The UMNO-BN pattern of governance, even more so under the bogus reformer Najib Razak than under his predecessors, is for the sustenance of a national assets - and resources-appropriating plutocracy at the top, displaying elements of a social democracy for the bottom especially when elections are hovering, opting for a muddle where social and educational policies are concerned - all this, against a backdrop of recurrent racial and religious tensions.
Though this module of governance is no longer tenable, its traits are so entrenched that when the skipper of the crew attempts reform or liberalisation, the supposed improvement turns out to be worse than the previous condition.
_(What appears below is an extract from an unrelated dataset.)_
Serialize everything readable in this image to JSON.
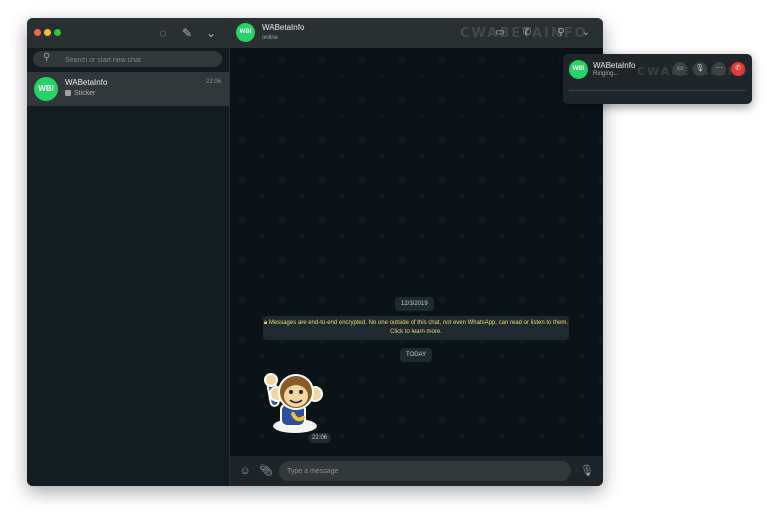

This simply means that the people with the prescriptions are basing their actions on wrong diagnosis.
This is what has happened to practically all measures adopted by the government of Prime Minister Najib to reform and improve, in the last two and half years, the administration he inherited from his predecessor Abdullah Ahmad Badawi.
The inescapable point is that the stale thinking that underlies the UMNO-BN module of governance, the product of a 54-year incumbency, simply cannot be banished under a hail of modernising labels, like ‘Government Transformation Programme’, ‘Economic Transformation Programme’, ‘1Malaysia - People First, Performance Now’.
These terms’ vacancy is soon exposed and the electorate moves from suspicion that “Something’s rotten in the state of Denmark”, to use Shakespearean terminology, to a determination to rid the country of the stench.
Genuine reform, not illusory promises
PAS’ antennae tell them that the people want genuine reform, not illusory promises, which is why the party is prepared to relegate its long-held Islamic state agenda to a backburner.
It would be unwise to assume that that agenda would stay there because support for syariah is a Muslim obligation.
It’s certain to come up again but when that happens, what is presently happening in the Islamic crescent countries extending from the Mediterranean to the Bosphorus would impact on Muslim politics in Malaysia.
One cannot be sure how things would eventuate in the Islamic crescent but the Khomenist module that won out in the Iranian crisis of the late 1970s - a module that wasn’t really intended by the main actors of the anti-Shah insurrection - is not the definitive word on how things would culminate.
In other words, the dice is rolling but in the age of the Internet and other social media, the numbers it comes up cannot last if rigged against democracy and the basic freedoms considered vital for its upkeep.Somebody ought to tell Vladimir Putin this.